The problem: Using the data below, find how many lines include the word "title" and report that figure alone.

Records shown:

======

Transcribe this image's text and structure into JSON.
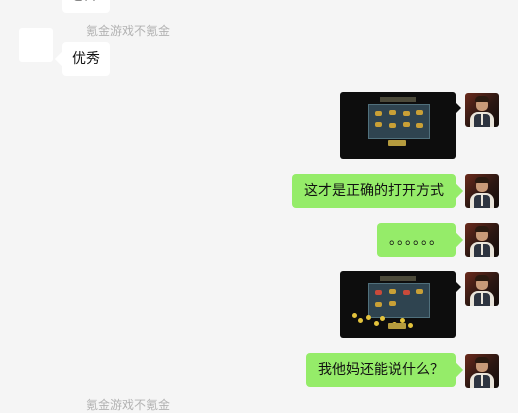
{
  "messages": [
    {
      "side": "left",
      "sender": "",
      "text": "乚ㄇ"
    },
    {
      "side": "left",
      "sender": "氪金游戏不氪金",
      "text": "优秀"
    },
    {
      "side": "right",
      "type": "image",
      "icon": "game-reward-screenshot"
    },
    {
      "side": "right",
      "text": "这才是正确的打开方式"
    },
    {
      "side": "right",
      "text": "。。。。。。"
    },
    {
      "side": "right",
      "type": "image",
      "icon": "game-reward-screenshot"
    },
    {
      "side": "right",
      "text": "我他妈还能说什么？"
    },
    {
      "side": "left",
      "sender": "氪金游戏不氪金"
    }
  ],
  "colors": {
    "background": "#f5f5f5",
    "incoming_bubble": "#ffffff",
    "outgoing_bubble": "#95ec69",
    "sender_name": "#b2b2b2"
  }
}
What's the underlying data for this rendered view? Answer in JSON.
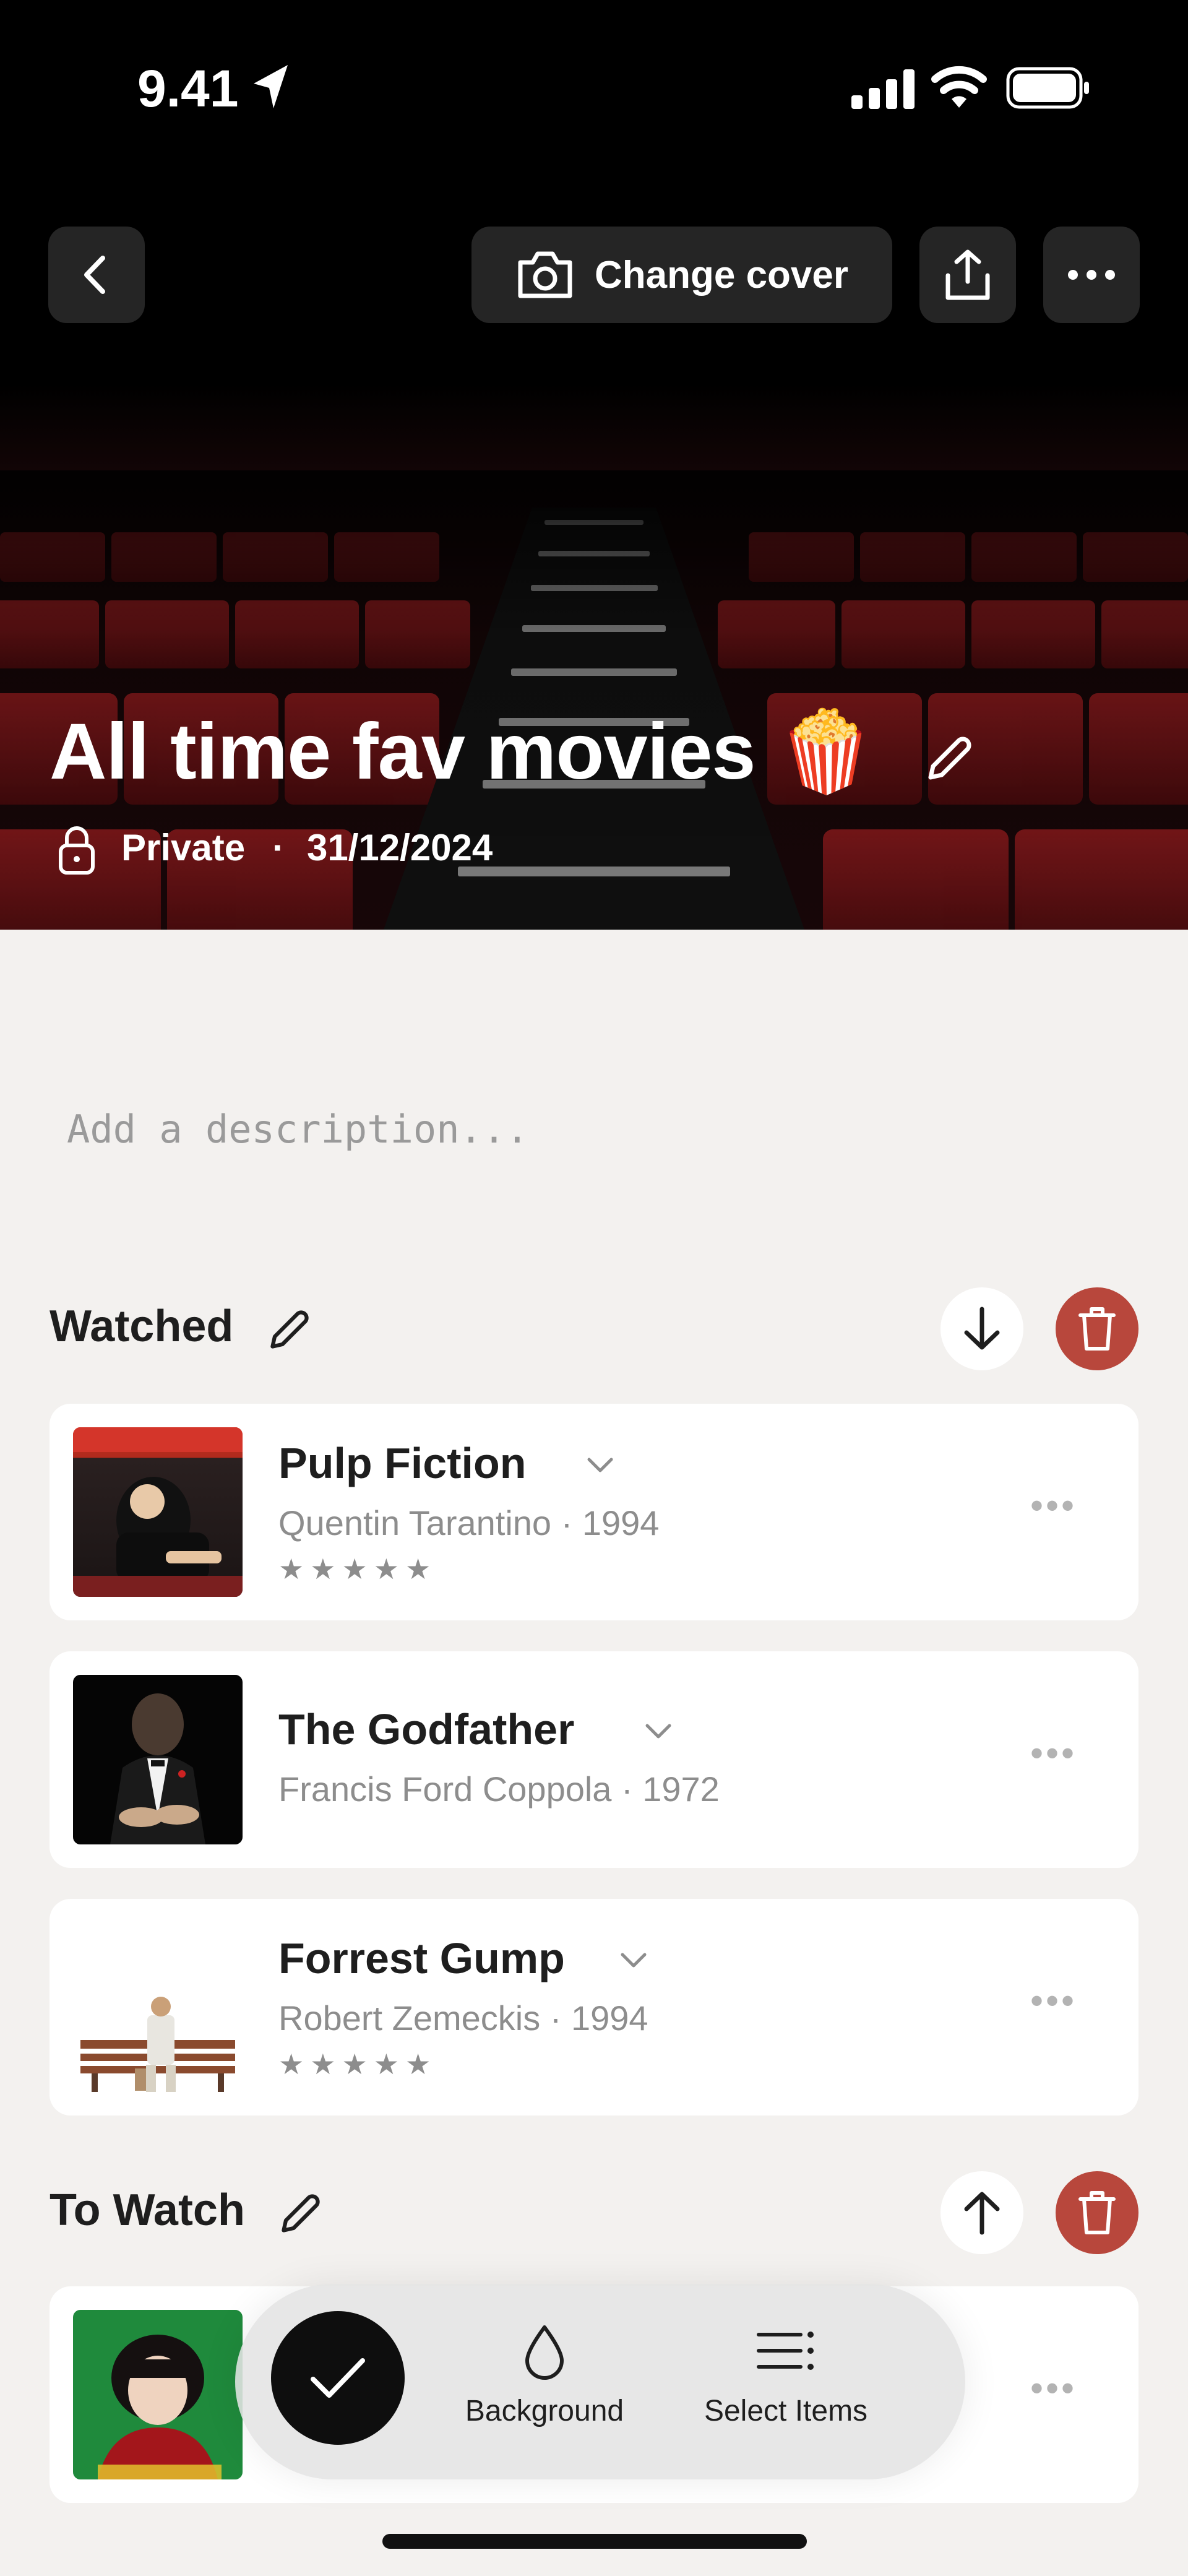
{
  "status_bar": {
    "time": "9.41"
  },
  "hero": {
    "change_cover_label": "Change cover",
    "title": "All time fav movies 🍿",
    "privacy": "Private",
    "separator": "·",
    "date": "31/12/2024"
  },
  "description": {
    "placeholder": "Add a description..."
  },
  "sections": [
    {
      "title": "Watched",
      "items": [
        {
          "title": "Pulp Fiction",
          "director": "Quentin Tarantino",
          "year": "1994",
          "meta": "Quentin Tarantino · 1994",
          "rating": 5
        },
        {
          "title": "The Godfather",
          "director": "Francis Ford Coppola",
          "year": "1972",
          "meta": "Francis Ford Coppola · 1972",
          "rating": 0
        },
        {
          "title": "Forrest Gump",
          "director": "Robert Zemeckis",
          "year": "1994",
          "meta": "Robert Zemeckis · 1994",
          "rating": 5
        }
      ]
    },
    {
      "title": "To Watch",
      "items": [
        {
          "title": "",
          "rating": 0
        }
      ]
    }
  ],
  "toolbar": {
    "background_label": "Background",
    "select_label": "Select Items"
  },
  "colors": {
    "delete_red": "#b8473c",
    "hero_seat_red": "#7a1416",
    "page_bg": "#f3f1ef"
  }
}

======

Exercise answer: 7